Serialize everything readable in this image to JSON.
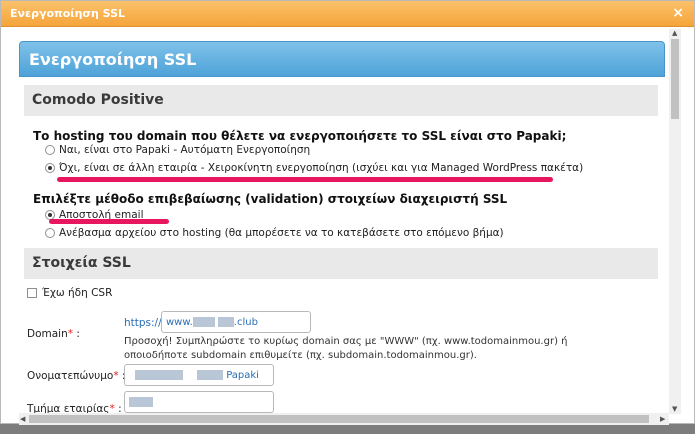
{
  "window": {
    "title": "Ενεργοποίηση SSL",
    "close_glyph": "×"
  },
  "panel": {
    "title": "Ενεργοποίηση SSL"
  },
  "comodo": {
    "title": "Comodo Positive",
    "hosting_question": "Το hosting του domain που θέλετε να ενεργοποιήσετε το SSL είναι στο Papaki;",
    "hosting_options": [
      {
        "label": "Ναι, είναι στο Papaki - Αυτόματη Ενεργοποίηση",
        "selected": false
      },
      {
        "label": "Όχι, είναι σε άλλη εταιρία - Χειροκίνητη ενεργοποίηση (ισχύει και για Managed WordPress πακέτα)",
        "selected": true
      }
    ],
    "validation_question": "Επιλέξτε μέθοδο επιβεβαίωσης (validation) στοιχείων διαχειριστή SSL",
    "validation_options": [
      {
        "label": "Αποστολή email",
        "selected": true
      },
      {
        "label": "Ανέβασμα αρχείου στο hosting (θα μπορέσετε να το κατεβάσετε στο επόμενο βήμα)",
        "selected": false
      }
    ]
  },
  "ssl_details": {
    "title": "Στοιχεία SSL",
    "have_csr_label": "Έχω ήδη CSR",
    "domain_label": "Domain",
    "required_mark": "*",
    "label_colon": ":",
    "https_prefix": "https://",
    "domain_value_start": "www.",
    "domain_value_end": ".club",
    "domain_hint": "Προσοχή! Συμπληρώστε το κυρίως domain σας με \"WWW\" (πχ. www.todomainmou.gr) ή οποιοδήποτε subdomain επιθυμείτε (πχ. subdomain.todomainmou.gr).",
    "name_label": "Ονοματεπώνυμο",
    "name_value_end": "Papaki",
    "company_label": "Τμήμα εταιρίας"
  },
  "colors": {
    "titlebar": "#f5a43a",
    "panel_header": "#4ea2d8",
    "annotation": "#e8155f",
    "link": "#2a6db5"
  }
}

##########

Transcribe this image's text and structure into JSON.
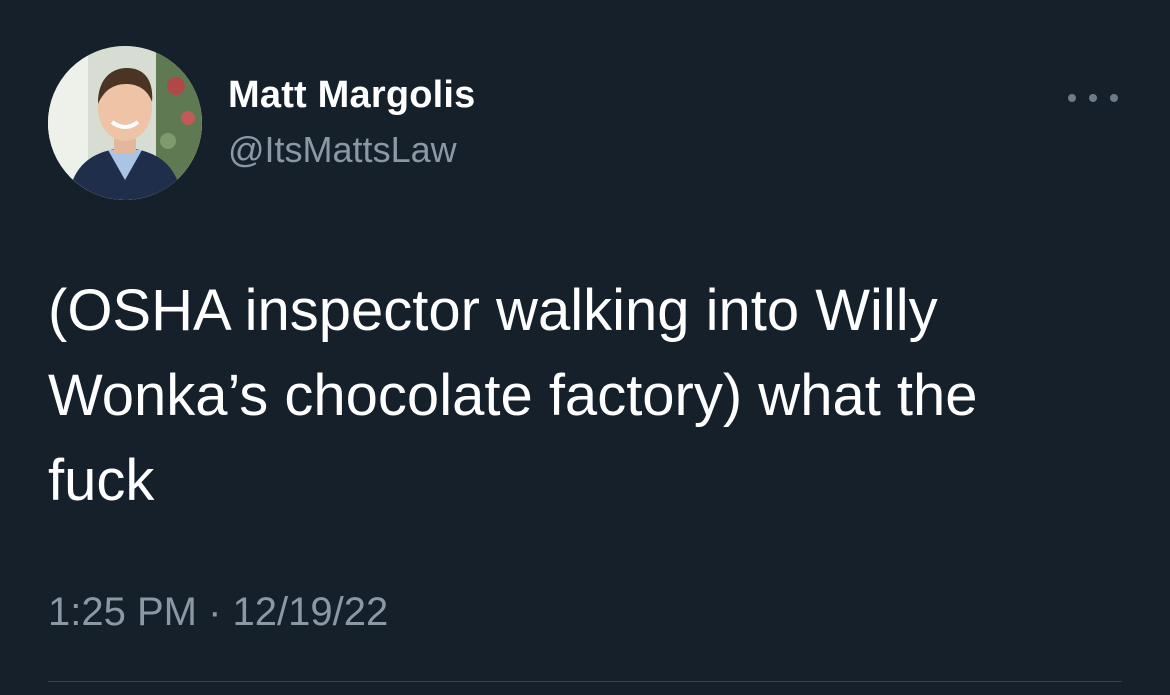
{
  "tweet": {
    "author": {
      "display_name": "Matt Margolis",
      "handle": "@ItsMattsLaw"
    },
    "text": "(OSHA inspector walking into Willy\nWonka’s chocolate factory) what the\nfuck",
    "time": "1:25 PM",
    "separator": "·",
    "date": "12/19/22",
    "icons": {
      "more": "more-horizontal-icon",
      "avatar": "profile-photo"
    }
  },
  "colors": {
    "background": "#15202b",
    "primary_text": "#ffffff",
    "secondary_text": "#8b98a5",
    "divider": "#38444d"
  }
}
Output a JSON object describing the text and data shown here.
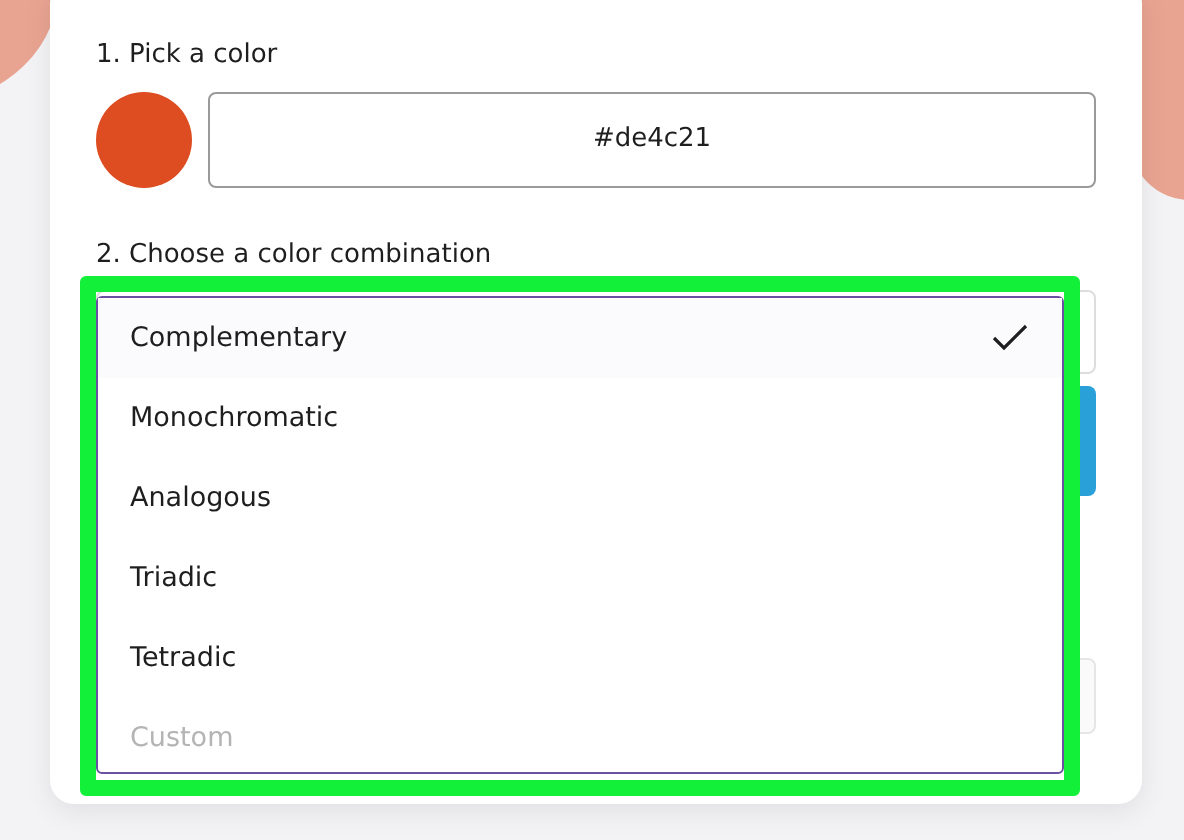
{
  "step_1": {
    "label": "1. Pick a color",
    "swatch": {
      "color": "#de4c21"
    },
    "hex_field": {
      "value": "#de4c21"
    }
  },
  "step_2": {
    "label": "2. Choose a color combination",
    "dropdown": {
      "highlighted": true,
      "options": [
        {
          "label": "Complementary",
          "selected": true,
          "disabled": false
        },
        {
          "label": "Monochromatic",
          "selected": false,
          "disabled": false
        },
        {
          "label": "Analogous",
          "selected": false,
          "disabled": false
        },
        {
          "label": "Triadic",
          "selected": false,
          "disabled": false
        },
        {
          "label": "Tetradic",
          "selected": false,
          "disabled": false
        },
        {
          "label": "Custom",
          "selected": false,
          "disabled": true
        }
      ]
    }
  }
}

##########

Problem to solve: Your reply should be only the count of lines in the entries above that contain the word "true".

Exercise answer: 5